- [Task to carry out]
Below are the records; copy out every line that holds the word "name".

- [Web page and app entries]
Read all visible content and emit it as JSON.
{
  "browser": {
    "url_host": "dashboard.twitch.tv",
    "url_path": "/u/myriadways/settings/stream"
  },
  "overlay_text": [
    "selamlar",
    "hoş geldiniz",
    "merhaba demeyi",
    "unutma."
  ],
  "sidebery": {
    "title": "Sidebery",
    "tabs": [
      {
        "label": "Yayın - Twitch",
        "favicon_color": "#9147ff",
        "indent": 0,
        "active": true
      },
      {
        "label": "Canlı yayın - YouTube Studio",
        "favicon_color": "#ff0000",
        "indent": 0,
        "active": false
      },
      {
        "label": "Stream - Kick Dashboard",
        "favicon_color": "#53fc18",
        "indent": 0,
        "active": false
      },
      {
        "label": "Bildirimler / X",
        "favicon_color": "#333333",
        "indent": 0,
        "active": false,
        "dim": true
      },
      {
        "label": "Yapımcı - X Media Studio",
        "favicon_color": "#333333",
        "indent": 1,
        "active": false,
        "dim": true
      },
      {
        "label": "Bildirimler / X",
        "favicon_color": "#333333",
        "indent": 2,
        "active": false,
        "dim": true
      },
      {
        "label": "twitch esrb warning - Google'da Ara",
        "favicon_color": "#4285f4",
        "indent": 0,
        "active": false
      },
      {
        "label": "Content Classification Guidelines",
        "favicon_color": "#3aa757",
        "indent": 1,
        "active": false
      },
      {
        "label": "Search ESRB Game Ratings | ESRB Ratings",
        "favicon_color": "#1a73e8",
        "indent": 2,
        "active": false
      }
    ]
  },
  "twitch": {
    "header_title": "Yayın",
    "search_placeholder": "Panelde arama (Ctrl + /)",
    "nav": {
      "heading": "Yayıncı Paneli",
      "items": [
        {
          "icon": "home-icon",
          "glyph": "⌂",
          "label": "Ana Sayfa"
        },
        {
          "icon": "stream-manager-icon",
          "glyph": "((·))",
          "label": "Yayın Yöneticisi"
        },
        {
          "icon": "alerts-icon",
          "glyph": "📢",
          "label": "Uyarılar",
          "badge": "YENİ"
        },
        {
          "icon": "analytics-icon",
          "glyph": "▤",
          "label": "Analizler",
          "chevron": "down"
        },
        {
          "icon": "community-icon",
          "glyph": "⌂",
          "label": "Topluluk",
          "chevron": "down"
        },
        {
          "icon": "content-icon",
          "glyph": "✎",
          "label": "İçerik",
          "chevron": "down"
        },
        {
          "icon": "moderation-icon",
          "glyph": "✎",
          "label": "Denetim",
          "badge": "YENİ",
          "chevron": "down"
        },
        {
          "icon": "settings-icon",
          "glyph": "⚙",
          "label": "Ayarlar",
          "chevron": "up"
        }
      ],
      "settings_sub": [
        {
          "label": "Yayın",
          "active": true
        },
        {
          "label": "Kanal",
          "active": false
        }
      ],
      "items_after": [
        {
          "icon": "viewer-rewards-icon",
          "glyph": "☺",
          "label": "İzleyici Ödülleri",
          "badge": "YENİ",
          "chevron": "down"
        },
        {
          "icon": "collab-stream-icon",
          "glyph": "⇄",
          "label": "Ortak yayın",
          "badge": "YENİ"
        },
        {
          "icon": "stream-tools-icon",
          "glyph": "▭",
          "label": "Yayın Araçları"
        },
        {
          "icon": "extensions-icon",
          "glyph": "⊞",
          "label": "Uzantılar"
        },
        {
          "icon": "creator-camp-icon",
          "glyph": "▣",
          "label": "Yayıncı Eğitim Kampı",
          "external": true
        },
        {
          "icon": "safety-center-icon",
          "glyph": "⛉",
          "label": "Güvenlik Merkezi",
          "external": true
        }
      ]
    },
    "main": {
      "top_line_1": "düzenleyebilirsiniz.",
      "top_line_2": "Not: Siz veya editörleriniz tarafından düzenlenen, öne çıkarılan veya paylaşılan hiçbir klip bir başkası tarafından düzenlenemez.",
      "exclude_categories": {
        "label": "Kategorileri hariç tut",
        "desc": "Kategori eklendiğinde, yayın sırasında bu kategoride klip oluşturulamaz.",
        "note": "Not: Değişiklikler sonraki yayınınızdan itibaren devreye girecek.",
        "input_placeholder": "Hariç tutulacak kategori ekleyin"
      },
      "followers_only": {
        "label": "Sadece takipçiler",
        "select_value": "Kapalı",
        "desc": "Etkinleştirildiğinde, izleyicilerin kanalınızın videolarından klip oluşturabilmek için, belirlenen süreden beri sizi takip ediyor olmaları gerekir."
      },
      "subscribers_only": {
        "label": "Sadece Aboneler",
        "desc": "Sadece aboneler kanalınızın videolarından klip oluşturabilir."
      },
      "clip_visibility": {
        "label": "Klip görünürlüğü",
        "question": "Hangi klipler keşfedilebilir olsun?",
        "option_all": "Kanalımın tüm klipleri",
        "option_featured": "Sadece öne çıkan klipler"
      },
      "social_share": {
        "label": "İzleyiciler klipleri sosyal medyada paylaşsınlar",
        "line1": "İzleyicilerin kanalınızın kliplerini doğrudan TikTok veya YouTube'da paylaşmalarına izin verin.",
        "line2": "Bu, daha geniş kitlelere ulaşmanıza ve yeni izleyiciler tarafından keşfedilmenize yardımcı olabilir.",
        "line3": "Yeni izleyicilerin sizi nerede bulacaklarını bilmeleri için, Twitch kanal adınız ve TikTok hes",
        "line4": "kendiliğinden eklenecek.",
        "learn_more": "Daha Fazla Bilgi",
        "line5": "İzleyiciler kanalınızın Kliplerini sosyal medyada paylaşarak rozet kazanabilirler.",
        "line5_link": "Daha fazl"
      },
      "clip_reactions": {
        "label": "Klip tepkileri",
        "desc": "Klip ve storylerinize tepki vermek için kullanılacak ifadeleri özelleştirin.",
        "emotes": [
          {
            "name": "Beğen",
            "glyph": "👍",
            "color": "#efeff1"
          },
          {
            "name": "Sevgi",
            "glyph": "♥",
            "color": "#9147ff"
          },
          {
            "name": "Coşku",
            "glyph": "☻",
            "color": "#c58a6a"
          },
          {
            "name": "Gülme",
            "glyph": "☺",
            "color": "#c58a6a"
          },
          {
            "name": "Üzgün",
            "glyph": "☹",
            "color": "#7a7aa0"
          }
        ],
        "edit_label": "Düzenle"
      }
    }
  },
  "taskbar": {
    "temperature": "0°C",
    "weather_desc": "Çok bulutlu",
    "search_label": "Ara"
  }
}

- [Written response]
            "name": "Beğen",
            "name": "Sevgi",
            "name": "Coşku",
            "name": "Gülme",
            "name": "Üzgün",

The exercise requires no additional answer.